International Criminal Justice Day
International Criminal Justice Day is celebrated on 17 July. On that day 23 years ago, the Rome Statute, one of the core pillars of international criminal justice, was adopted.
The negotiation conference in Rome set a historic milestone in the development of international criminal justice. The Rome Statute adopted is the legal basis for the subsequent establishment of the International Criminal Court on 1 July 2002, when the conditions for entry into force of the Rome Statute were satisfied after a sufficient number of ratifications had been achieved. Today, 123 states from all regions of the world are party to the Rome Statute.
The International Criminal Court is the first permanent court for crimes of genocide, crimes against humanity and war crimes, and, since 2018, for the crime of aggression.
Slovenia was among the first countries to ratify the Rome Statute and subsequently its amendment, which extended the jurisdiction of the International Criminal Court to criminal acts of aggression. Slovenia is one of the foremost supporters of the fight against impunity for the most serious crimes and has been actively contributing to the development of international law and the strengthening of international justice.
In its 19 years of operation, the court has faced numerous challenges. In order to increase the effectiveness of the Court and the entire system of the Rome Statute, a comprehensive independent expert review of operations was carried out last year and a mechanism to support the implementation of recommendations was established. The strong support of contracting parties for the independence, impartiality and integrity of the proceedings of the Court and respect for the principles and values of the Rome Statute are of the utmost importance. In the future, the Court will also face modern challenges, such as criminal liability in relation to environmental damage.

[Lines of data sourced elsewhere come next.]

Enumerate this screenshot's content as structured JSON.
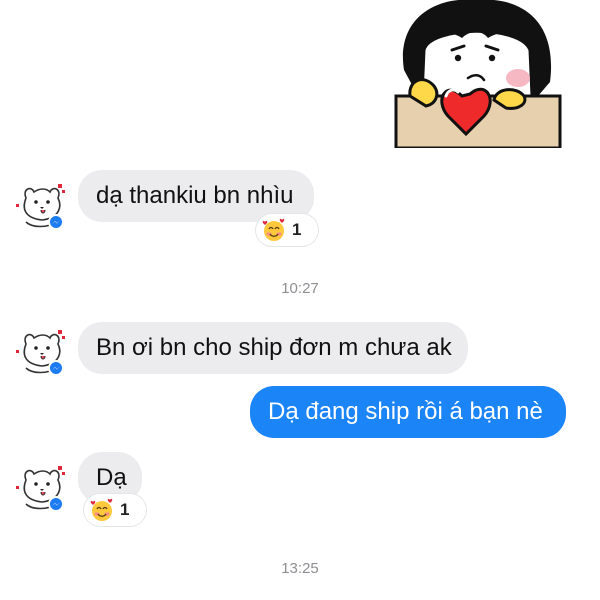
{
  "messages": [
    {
      "text": "dạ thankiu bn nhìu",
      "reaction": {
        "emoji": "smiling-face-with-hearts",
        "count": "1"
      }
    },
    {
      "text": "Bn ơi bn cho ship đơn m chưa ak"
    },
    {
      "text": "Dạ đang ship rồi á bạn nè"
    },
    {
      "text": "Dạ",
      "reaction": {
        "emoji": "smiling-face-with-hearts",
        "count": "1"
      }
    }
  ],
  "timestamps": [
    "10:27",
    "13:25"
  ],
  "colors": {
    "incoming_bubble": "#ececee",
    "outgoing_bubble": "#1b84f6",
    "timestamp_text": "#8e8e93",
    "messenger_badge": "#1e7cf2"
  },
  "icons": {
    "sticker": "girl-holding-heart-sticker",
    "avatar": "bear-avatar",
    "badge": "messenger-icon",
    "reaction": "smiling-face-with-hearts-icon"
  }
}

The Court of Justice prosecutes international offenders when national courts are unable or unwilling to do so. It is the last bulwark against the impunity of the perpetrators of atrocities and a means of protecting victims’ rights. Slovenia calls on states to cooperate with the Court with a view to attaining the common objective of combating impunity. The Court is an important factor in the process of achieving reconciliation, building confidence in conflict zones and maintaining international peace and security. Past atrocities remain in the collective memory of humanity and the protection of human rights is a prerequisite for preventing such atrocities in the future.